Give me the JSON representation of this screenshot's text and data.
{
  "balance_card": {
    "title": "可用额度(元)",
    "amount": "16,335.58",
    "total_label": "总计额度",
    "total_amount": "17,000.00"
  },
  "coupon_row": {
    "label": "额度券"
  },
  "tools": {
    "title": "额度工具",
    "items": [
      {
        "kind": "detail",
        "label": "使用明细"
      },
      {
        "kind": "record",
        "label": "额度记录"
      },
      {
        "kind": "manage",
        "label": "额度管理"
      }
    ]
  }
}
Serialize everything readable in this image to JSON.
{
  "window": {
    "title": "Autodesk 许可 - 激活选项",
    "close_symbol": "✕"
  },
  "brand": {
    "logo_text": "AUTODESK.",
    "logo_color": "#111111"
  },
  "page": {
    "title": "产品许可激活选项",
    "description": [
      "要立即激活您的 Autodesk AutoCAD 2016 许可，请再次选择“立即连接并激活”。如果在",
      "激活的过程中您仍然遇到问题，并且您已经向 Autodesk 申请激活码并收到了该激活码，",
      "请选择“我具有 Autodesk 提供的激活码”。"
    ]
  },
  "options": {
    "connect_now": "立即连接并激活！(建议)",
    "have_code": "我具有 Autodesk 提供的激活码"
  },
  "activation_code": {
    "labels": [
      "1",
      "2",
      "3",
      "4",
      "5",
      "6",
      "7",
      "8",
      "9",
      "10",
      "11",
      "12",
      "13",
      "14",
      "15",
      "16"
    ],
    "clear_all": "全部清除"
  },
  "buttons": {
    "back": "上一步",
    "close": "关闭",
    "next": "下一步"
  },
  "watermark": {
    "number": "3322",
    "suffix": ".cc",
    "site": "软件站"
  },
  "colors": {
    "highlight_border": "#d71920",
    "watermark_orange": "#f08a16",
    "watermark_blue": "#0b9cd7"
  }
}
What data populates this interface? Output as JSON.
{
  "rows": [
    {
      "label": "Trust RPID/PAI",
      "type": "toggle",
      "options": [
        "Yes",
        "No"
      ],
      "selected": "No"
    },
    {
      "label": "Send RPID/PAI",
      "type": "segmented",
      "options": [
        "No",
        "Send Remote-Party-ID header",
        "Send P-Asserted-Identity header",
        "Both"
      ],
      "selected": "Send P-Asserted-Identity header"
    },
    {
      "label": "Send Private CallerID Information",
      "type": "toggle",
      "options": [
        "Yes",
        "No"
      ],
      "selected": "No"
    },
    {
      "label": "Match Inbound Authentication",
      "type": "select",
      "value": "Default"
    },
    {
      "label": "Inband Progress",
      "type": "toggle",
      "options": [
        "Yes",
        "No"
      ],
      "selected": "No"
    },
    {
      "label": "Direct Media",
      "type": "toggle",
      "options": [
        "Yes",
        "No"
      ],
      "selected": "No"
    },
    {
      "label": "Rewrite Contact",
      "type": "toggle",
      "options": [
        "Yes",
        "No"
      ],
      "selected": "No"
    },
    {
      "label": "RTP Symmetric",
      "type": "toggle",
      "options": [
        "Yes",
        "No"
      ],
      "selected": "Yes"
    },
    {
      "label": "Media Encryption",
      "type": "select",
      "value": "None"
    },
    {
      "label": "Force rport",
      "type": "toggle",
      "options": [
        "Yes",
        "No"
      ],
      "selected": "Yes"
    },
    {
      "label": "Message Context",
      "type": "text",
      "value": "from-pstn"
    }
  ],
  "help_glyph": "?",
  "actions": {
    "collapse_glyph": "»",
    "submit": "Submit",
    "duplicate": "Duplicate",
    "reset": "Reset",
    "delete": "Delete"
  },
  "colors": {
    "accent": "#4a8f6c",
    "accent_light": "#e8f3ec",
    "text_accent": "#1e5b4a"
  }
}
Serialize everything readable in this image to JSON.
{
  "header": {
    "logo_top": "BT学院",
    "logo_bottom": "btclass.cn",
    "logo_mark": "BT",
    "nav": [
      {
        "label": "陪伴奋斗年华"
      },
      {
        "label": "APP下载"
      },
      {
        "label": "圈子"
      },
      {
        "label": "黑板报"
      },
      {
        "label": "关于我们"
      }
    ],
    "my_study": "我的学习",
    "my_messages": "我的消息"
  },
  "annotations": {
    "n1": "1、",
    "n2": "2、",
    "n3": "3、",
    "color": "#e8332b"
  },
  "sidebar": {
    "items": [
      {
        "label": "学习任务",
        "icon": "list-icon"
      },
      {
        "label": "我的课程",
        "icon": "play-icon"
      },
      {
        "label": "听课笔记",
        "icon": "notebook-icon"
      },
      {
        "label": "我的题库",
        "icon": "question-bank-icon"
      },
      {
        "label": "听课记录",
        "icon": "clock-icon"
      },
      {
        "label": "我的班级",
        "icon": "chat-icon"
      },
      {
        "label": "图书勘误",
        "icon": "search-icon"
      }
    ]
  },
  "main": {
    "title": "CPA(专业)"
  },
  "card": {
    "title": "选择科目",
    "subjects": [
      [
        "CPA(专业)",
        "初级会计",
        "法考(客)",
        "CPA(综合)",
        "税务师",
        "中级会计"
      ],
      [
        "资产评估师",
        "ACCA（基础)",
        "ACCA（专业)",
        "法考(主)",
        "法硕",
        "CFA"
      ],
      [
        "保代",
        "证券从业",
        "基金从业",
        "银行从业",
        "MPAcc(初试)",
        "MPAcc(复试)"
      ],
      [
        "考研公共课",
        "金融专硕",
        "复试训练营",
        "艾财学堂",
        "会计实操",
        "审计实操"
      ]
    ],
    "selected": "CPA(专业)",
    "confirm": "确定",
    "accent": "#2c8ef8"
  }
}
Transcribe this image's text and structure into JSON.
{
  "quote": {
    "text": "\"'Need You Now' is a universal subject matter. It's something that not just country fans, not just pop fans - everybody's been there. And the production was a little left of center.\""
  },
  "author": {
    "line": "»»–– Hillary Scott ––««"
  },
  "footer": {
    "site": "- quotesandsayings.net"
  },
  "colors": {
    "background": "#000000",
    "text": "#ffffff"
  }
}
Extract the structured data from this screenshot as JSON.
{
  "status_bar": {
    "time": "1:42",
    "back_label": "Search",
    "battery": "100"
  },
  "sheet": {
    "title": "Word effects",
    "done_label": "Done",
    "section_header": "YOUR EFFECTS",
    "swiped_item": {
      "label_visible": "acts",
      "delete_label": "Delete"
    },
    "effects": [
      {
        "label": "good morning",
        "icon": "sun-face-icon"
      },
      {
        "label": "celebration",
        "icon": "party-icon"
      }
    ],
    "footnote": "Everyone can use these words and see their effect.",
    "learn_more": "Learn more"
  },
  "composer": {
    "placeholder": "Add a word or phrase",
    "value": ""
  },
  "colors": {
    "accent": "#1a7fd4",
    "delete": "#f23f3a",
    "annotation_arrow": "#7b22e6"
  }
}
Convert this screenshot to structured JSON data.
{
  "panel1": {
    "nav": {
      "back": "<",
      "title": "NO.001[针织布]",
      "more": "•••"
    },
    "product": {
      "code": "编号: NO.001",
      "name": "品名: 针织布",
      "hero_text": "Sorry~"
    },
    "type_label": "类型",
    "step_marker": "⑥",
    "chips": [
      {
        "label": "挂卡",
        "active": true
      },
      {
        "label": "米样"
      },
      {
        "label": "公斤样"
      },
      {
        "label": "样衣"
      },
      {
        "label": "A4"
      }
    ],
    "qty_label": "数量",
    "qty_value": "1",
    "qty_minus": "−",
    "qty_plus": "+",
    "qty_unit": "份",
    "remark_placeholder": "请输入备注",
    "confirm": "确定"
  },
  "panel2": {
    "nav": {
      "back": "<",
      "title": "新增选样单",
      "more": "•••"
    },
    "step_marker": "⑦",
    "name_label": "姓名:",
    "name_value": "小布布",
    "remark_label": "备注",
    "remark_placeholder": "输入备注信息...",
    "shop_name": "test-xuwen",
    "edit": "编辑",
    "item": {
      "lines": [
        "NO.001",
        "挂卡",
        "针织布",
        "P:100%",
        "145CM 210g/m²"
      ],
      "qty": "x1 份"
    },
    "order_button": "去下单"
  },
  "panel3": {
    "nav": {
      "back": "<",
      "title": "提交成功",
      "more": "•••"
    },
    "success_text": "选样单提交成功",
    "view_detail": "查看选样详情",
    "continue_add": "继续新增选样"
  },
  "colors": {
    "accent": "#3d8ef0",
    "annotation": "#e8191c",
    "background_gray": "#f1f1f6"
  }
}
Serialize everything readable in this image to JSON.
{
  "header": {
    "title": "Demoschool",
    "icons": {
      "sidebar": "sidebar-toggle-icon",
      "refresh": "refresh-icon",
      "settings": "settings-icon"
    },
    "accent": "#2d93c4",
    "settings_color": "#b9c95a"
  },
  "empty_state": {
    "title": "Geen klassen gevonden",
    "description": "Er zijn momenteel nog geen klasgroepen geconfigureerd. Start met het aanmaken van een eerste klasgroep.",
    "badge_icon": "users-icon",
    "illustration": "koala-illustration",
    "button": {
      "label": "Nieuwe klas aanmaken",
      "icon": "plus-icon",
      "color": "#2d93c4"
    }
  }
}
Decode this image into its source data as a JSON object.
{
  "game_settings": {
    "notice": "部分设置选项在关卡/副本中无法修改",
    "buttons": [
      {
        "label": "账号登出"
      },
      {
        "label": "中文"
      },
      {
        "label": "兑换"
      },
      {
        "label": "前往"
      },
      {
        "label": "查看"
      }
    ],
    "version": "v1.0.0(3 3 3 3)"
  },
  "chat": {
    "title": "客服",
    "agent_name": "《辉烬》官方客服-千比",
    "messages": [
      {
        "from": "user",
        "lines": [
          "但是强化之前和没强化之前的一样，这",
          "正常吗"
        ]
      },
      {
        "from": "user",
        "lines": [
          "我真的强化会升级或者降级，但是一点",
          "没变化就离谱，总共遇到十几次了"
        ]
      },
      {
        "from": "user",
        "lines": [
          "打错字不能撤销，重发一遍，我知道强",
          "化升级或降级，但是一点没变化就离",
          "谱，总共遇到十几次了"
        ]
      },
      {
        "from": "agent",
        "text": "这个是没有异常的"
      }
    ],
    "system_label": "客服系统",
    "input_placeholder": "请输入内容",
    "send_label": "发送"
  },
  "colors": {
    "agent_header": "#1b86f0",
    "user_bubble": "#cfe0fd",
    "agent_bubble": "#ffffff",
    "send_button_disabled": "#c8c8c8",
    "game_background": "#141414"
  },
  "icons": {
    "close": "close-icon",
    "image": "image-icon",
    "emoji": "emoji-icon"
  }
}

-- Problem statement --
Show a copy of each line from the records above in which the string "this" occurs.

-- Task answer --
Give me the JSON representation of this screenshot's text and data.
Serialize everything readable in this image to JSON.
What data populates this interface? Output as JSON.
Serialize everything readable in this image to JSON.
Transcribe this image's text and structure into JSON.
Extract the structured data from this screenshot as JSON.
Convert this screenshot to structured JSON data.
Serialize everything readable in this image to JSON.
Decode this image into its source data as a JSON object.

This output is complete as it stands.